Here they are, straight out of the oven.  They were as delicious as they look!
Being creative isn't always doing a drawing or painting.  A pizza can be creative too!!

Friday, August 5, 2016

Necessity is the Mother of Invention

Today I became an inventor.  I needed a place to put brushes and tubes of paint that were in use while I'm painting.  Above, you can see my stroke of genius, that I"ll be explaining in this post.  To avoid spending an exorbitant $40 to buy something that wasn't exactly what I wanted anyhow, I went shopping and explored for alternate options and came home with some ideas.
In this pic above, that I shared in my previous post about my plein air painting class, you can see I've got my paintbrushes plopped right on my palette.  There's also some tubes of paint that can't be seen in the photo, also plopped onto the palette.  As a result, I would pick up a paintbrush to use and there would be oil paint all over the handles.  And the next thing you'd know, there would be oil paint on not just my hands, but also my upper arms, my shirt, my elbows.... yeah, basically everywhere!  Or the painty brushes would roll off my palette and drop onto my shoe or leg, spreading even more paint mess.  I'm typically a messy artist to begin with, so this just made things worse.  I needed a solution, and I needed it fast, and I came up with what you can see at the top of the post and below.
Let me explain about the easel, to better understand what I've invented.  For plein air painting, I'm using a French easel.  If you are unfamiliar with what a French easel is, it is a simple and fabulous invention.  You start with a box that may weigh maybe 12-15 pounds (plus the weight of the stuff you put inside the box).  The box has a carrying strap.  It takes no more than 3 or 4 minutes to pop out the legs and get the easel standing.  Inside the box, there is room for a whole bunch of paints, my metal medium cup, brushes, palette knives, drawing utensils, and a nice sized palette.  Seriously!!  Here are pics of French easels, closed and opened.
Searching online, I found contraptions of a few different types: little cups that clip onto the easel, and an aluminum clip-on shelf called "Shelf Help".  I didn't like the cups, since I also wanted a place to put a tube of paint, and prices for the Shelf Help ranged from a low of $32 to close to $50.  But it wasn't available for free shipping, and so the least expensive option, with shipping and tax, still came in at slightly over $40, for something that looked like a toaster oven pan with a notch cut out, and with a shelf bracket to support it.  Not worth $40.  So after looking unsuccessfully elsewhere, I ended up shopping at Tuesday Afternoon, where I found a closet door hanger for belts or hats, and a metal tray, open at one end, for "guest towels".  I brought them home with my fingers crossed that something would work.
The closet door hanger fit beautifully over the open drawer of the easel!!  And then I used the packaging twist ties to hold the little open-ended basket on top of the hangers.  And you know what?  It seems PERFECT!!   I can't wait to test it out "in the field" sometime during the next few days!  And the best part?  It cost me just $12, total!  I may consider rigging some wire to form "cradles" to rest the brushes, so they don't bump into each other, but that seems easy.  Or I may lay a piece of paper-toweling on the bottom to keep things clean.  Either way, I'm totally thrilled that I no longer have to put my brushes right on the palette when it is loaded with paint.  And the bonus is that below the little basket, there are three hooks (as you can see in the right-hand pic below) suitable for holding anything from a container of brush cleaner, to paint rags, or even my hat. 
By the way, I looked it up, and it appears that the phrase "necessity is the mother of invention" may have originated with Plato.

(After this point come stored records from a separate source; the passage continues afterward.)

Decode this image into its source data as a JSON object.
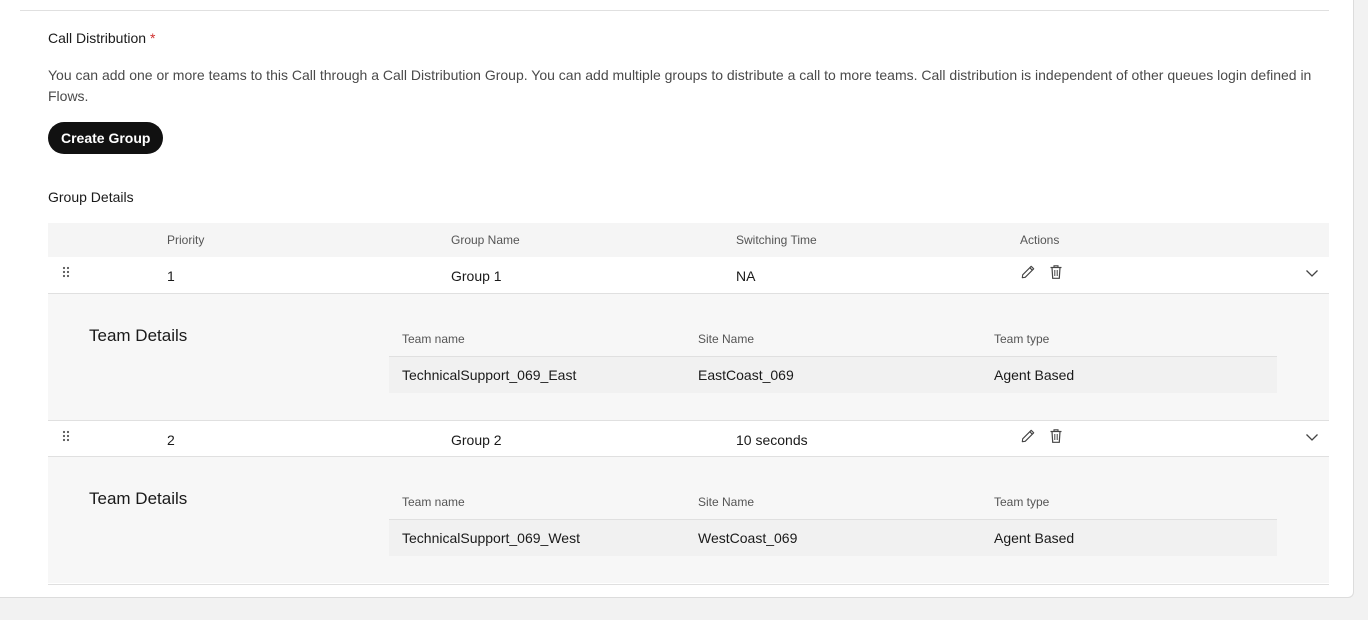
{
  "section": {
    "title": "Call Distribution",
    "required_mark": "*",
    "description": "You can add one or more teams to this Call through a Call Distribution Group. You can add multiple groups to distribute a call to more teams. Call distribution is independent of other queues login defined in Flows.",
    "create_button": "Create Group",
    "group_details_title": "Group Details"
  },
  "table": {
    "headers": {
      "priority": "Priority",
      "group_name": "Group Name",
      "switching_time": "Switching Time",
      "actions": "Actions"
    },
    "groups": [
      {
        "priority": "1",
        "name": "Group 1",
        "switching_time": "NA",
        "team_details_title": "Team Details",
        "team_headers": {
          "team_name": "Team name",
          "site_name": "Site Name",
          "team_type": "Team type"
        },
        "teams": [
          {
            "team_name": "TechnicalSupport_069_East",
            "site_name": "EastCoast_069",
            "team_type": "Agent Based"
          }
        ]
      },
      {
        "priority": "2",
        "name": "Group 2",
        "switching_time": "10 seconds",
        "team_details_title": "Team Details",
        "team_headers": {
          "team_name": "Team name",
          "site_name": "Site Name",
          "team_type": "Team type"
        },
        "teams": [
          {
            "team_name": "TechnicalSupport_069_West",
            "site_name": "WestCoast_069",
            "team_type": "Agent Based"
          }
        ]
      }
    ]
  },
  "icons": {
    "drag": "drag-handle-icon",
    "edit": "pencil-icon",
    "delete": "trash-icon",
    "expand": "chevron-down-icon"
  },
  "colors": {
    "required": "#d0302f",
    "button_bg": "#111111",
    "button_text": "#ffffff"
  }
}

Wherever the origin, the phrase made sense today, and I'm rather proud of my  cute invention!!